I found ID palaeontologist Günter Bechly’s article on the newly announced fossil hominid Australopithecus anamensis extremely thought provoking.
An important new article, by chemist Patrick Frank, was published on Friday in Frontiers in Earth Science. In essence, it demonstrates that none of the climate prediction models currently in use is capable of making any predictions whatsoever about anthropogenic CO2 warming, because their cumulative error-bars outweigh what they seek to predict by an order of magnitude. They are therefore used illegitimately to predict climate change. This would seem to be serious problem.

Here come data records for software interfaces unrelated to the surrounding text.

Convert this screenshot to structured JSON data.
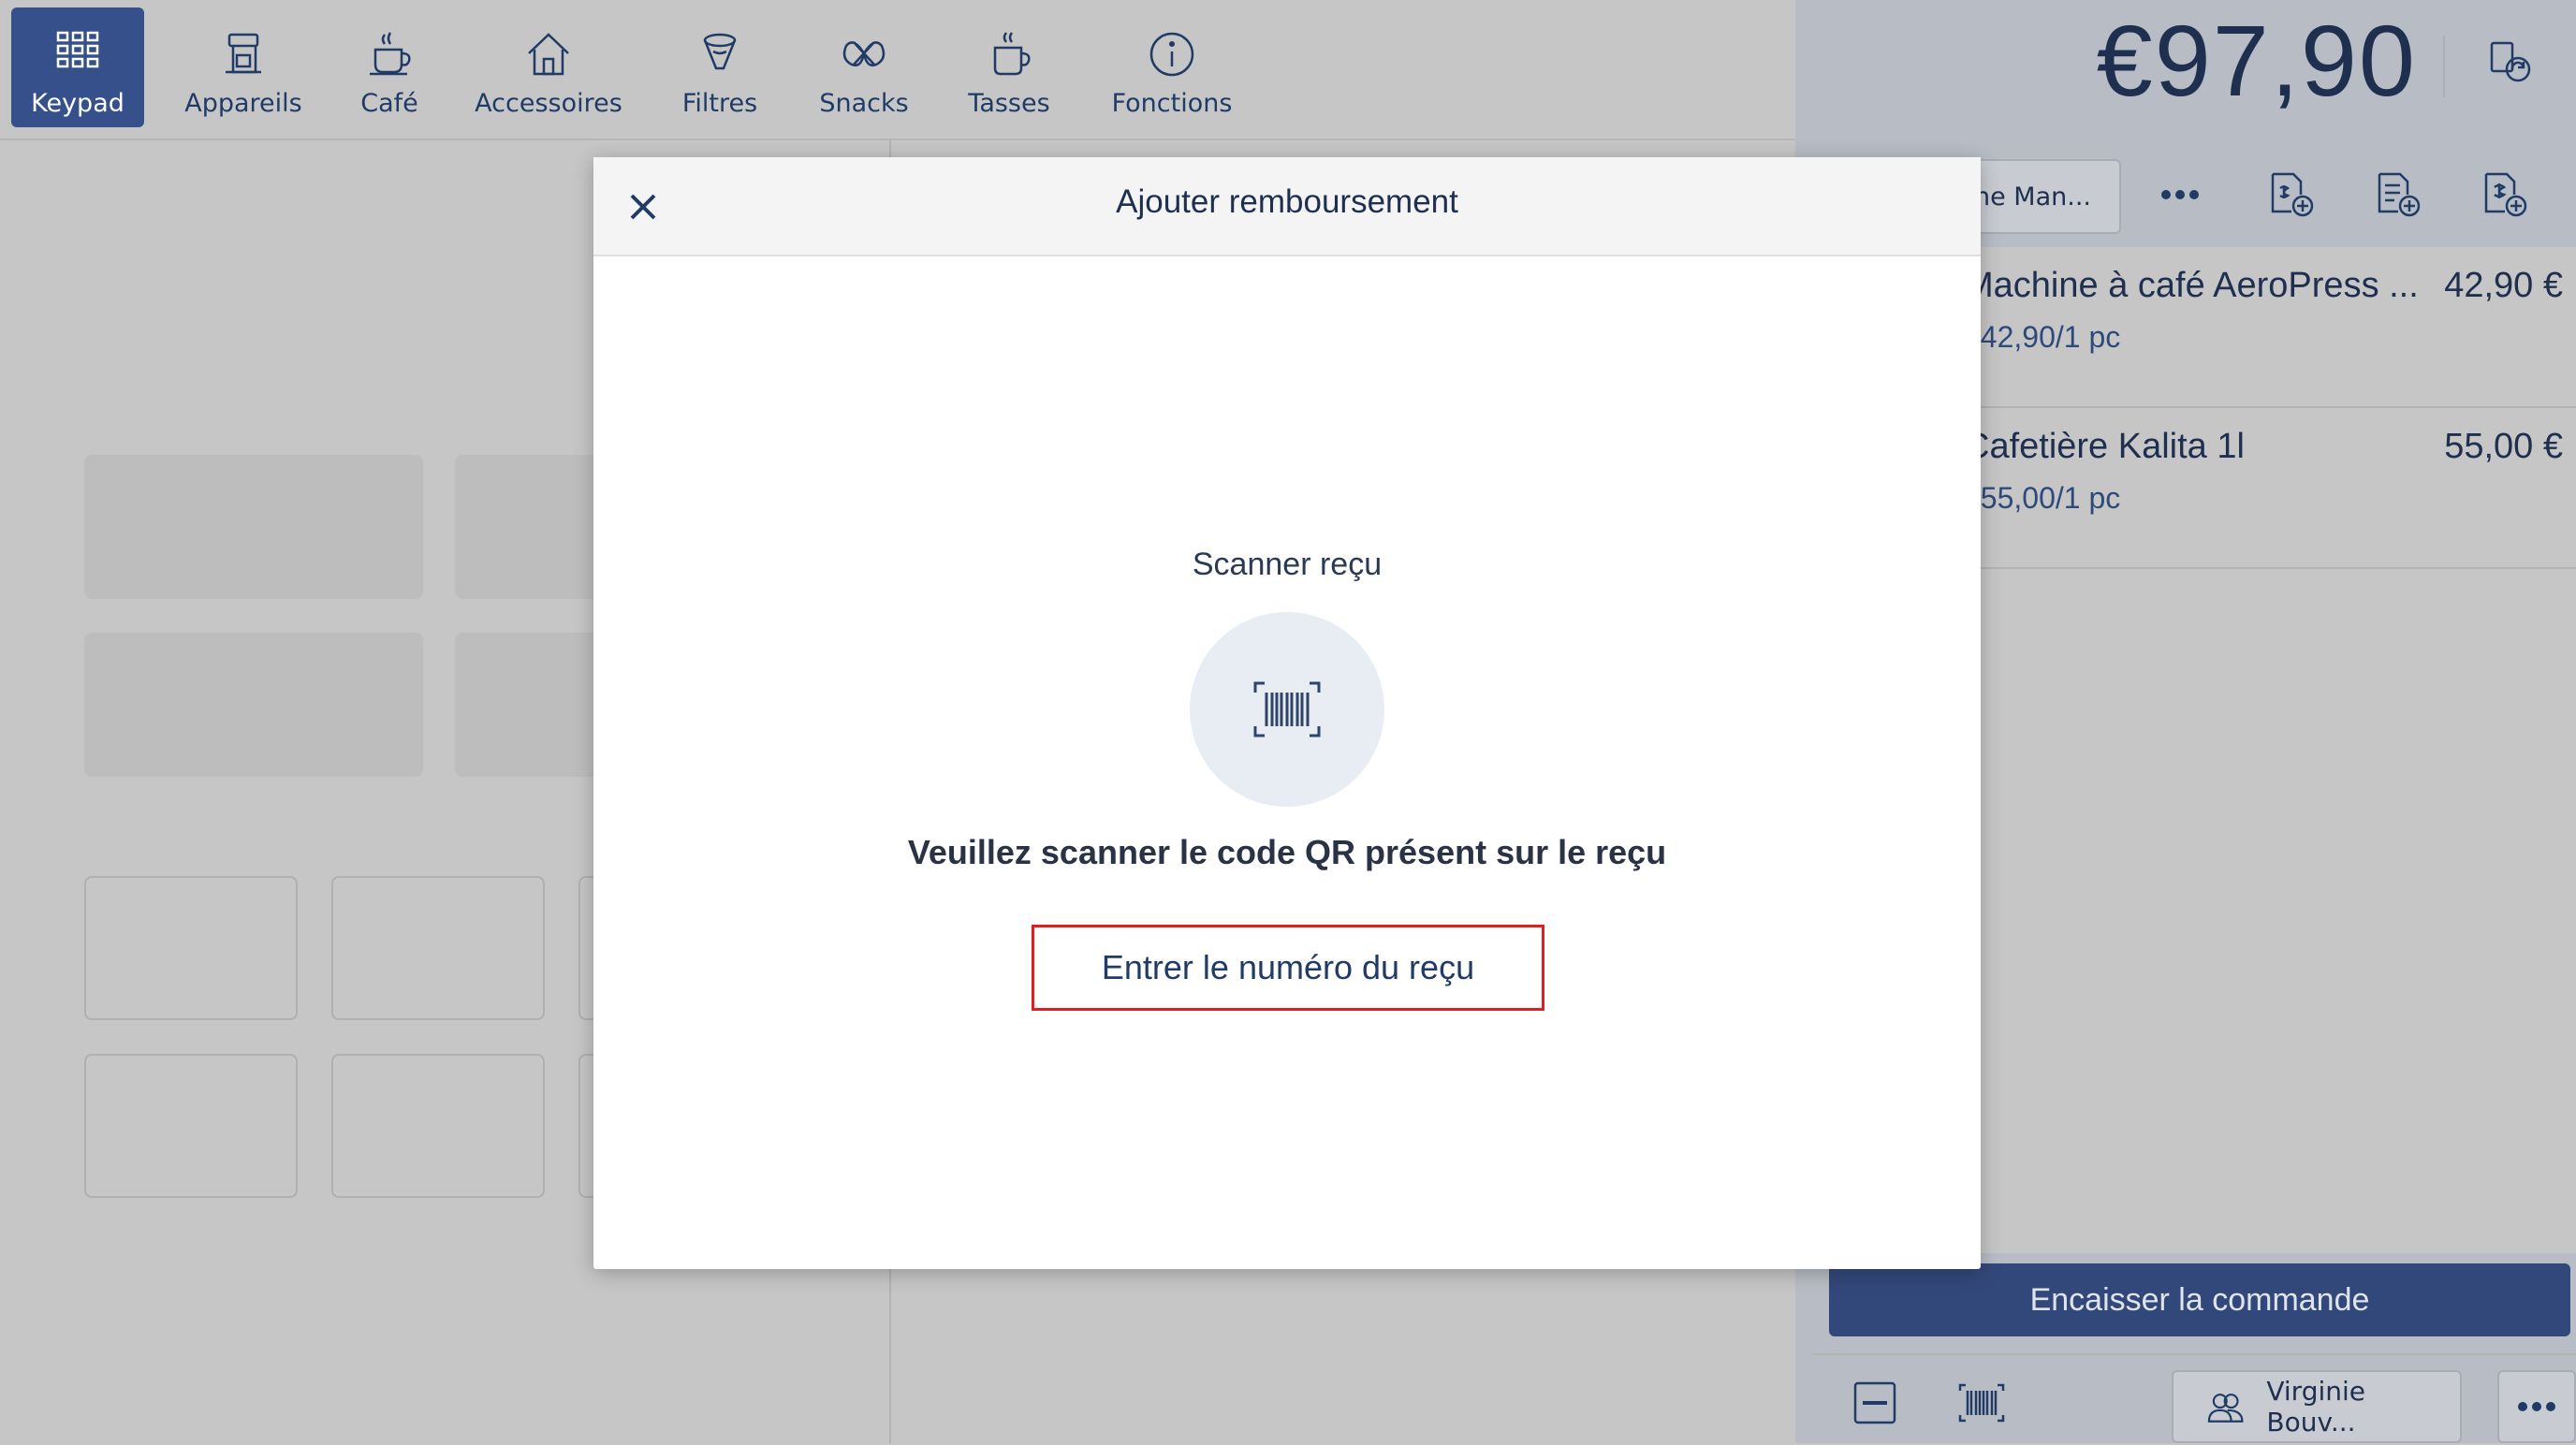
{
  "nav": {
    "items": [
      {
        "label": "Keypad",
        "icon": "keypad-icon",
        "active": true
      },
      {
        "label": "Appareils",
        "icon": "appliance-icon"
      },
      {
        "label": "Café",
        "icon": "coffee-cup-icon"
      },
      {
        "label": "Accessoires",
        "icon": "house-icon"
      },
      {
        "label": "Filtres",
        "icon": "filter-icon"
      },
      {
        "label": "Snacks",
        "icon": "pretzel-icon"
      },
      {
        "label": "Tasses",
        "icon": "mug-icon"
      },
      {
        "label": "Fonctions",
        "icon": "info-icon"
      }
    ]
  },
  "order": {
    "total": "€97,90",
    "seller_label": "ne Man...",
    "lines": [
      {
        "name": "Machine à café AeroPress ...",
        "price": "42,90 €",
        "unit": "€42,90/1 pc"
      },
      {
        "name": "Cafetière Kalita 1l",
        "price": "55,00 €",
        "unit": "€55,00/1 pc"
      }
    ],
    "checkout_label": "Encaisser la commande",
    "customer_label": "Virginie Bouv..."
  },
  "modal": {
    "title": "Ajouter remboursement",
    "scan_label": "Scanner reçu",
    "instruction": "Veuillez scanner le code QR présent sur le reçu",
    "enter_button": "Entrer le numéro du reçu"
  },
  "colors": {
    "accent": "#35508a",
    "checkout": "#33487a",
    "highlight": "#e02020"
  }
}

So this week we took our twelve-year old granddaughter to Monkey World, east of our particular Eden here, in Dorset. It’s just down the road from the Bovington Tank Museum, so we had to be careful not to end up with the Shermans rather than the Simians (or the Chieftains instead of the Capuchins). I’ve seen the brown tourist signs for it for years, and assumed it was a small sad zoo in which fat children could gawp at small sad monkeys in cages.
For listening to the politicians, see here. I’ve had an interest in “documentary fiction” for some years, and the subject even found its way into my book God’s Good Earth, primarily from the angle of “Nature porn” portraying God’s world anthropomorphically as a tragic drama. Unfortunately David Attenborough features heavily in my critique, firstly because he does it a lot, secondly because he is hugely influential through the technical quality of his stuff, and thirdly because as a degreed zoologist he ought to do better.
A correspondent with whom I’ve been discussing the Genesis Flood mentioned the interesting case of the Umm al Binni Lake in Iraq, which appears to be a recent meteoric impact crater, dated on the basis of the sedimentary history of the region to historic times. This would mean between 3000 and 2000 BCE, and it possibly corresponds to evidence in the region of widespread wildfires and floods from a likely airburst c2350BCE, called the Middle East Anomaly.
Well, that was a thrill! I’ve just come back from walking the dog through the wood, and witnessed a bit of nature drama. So you may as well share it.
On 18th of this month I reported the destruction by hungry badger of the wasp nest I have been watching develop here at the Camel’s Eyrie. Here was the damage:
Last month I celebrated some of the wildife goings on here at the Camel’s Eyrie. Amongst them was this fine example of origami by a local band of common wasps:
My green credentials aren’t too bad, I like to think, overall. My hectare of land is managed without chemicals largely as woodland and (rare) wild-flower meadow. My economical Suzuki does less than 6K miles a year, even though I live in the country with no public transport, and I haven’t even been on a plane since my daughter’s wedding in France in 2013. My book God’s Good Earth was endorsed by one of Britain’s leading scientific environmentalists as “a call to action.” Mr Chlorophyll, me.
My attention was drawn to an important, but rather predictably neglected, 2004 article How science makes environmental controversies worse, by Daniel Sarewitz (Environmental Science & Policy 7 (2004) 385–403). It’s essential reading.